The Wall Street Journal has launched an iPhone app andstrikingly for a company that safeguards the bulk of its online content behind a paywallit's free. Granted the company doesn't charge for its Blackberry application eitherand every page in the new iPhone app is underlined with a prominent ad. But don't get too attached: A company spokesman reminded us that the "intent is to ultimately have a consistent experience across multiple platforms regarding subscription content."
Still, the decision not to charge for the moment seems especially odd considering that News Corp (NYSE: NWS) Chairman Rupert Murdoch recently complained: "People are getting used to getting everything on the net for nothing. That's going to have to change somehow."
The company has also had relative success getting Amazon (NSDQ: AMZN) Kindle owners like Martha Stewart to pay to get the WSJ on their e-readers. As for the iPhone app itself, as PC World points out, it's very similar in style to that of The New York Times, which also has a free app. The WSJ's app, though, prominently features videos and podcasts. One thing that's missing: a search function. It does, however, include the other parts of the WSJ Digital Network like Barron's and AllThingsD.
Staci adds: It's all about marketing and models. By making it free to start, Dow Jones gets to work out the kinks without irking paid subs and gets to market it beyond those who would pay. Eventually, I expect it to follow Major League Baseball and others in offering a free version with some accessWSJ for the casual fan, call itand a full subscription version.
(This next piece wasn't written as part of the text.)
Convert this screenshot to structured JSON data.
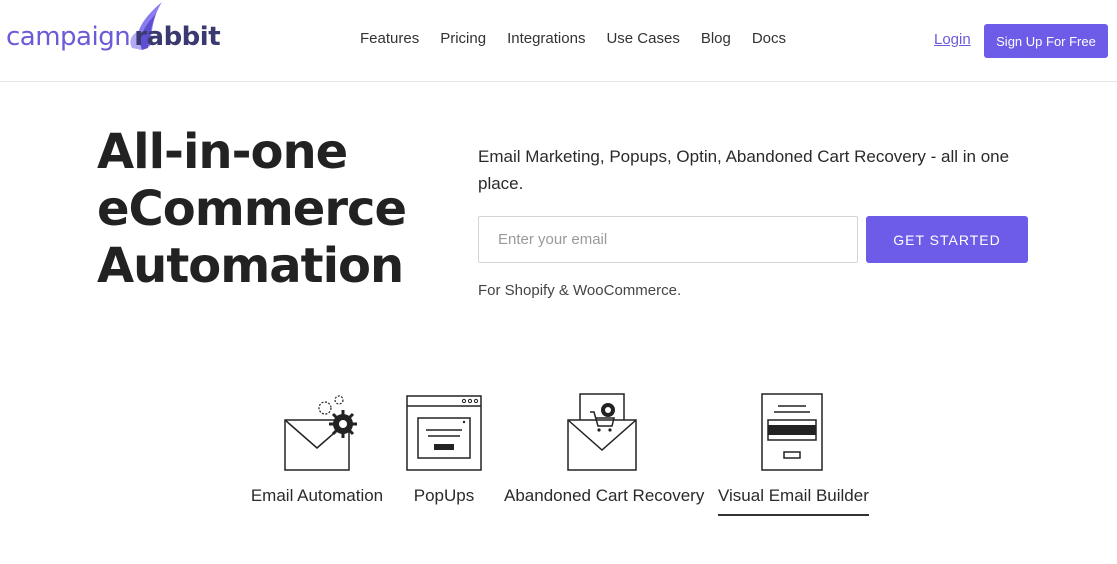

The Kindle iPhone app doesn't include access to periodical subscriptions. I also won't be surprised if the New York Times follows suit; it, too, has had success with Kindle subscriptions.
By Joseph Tartakoff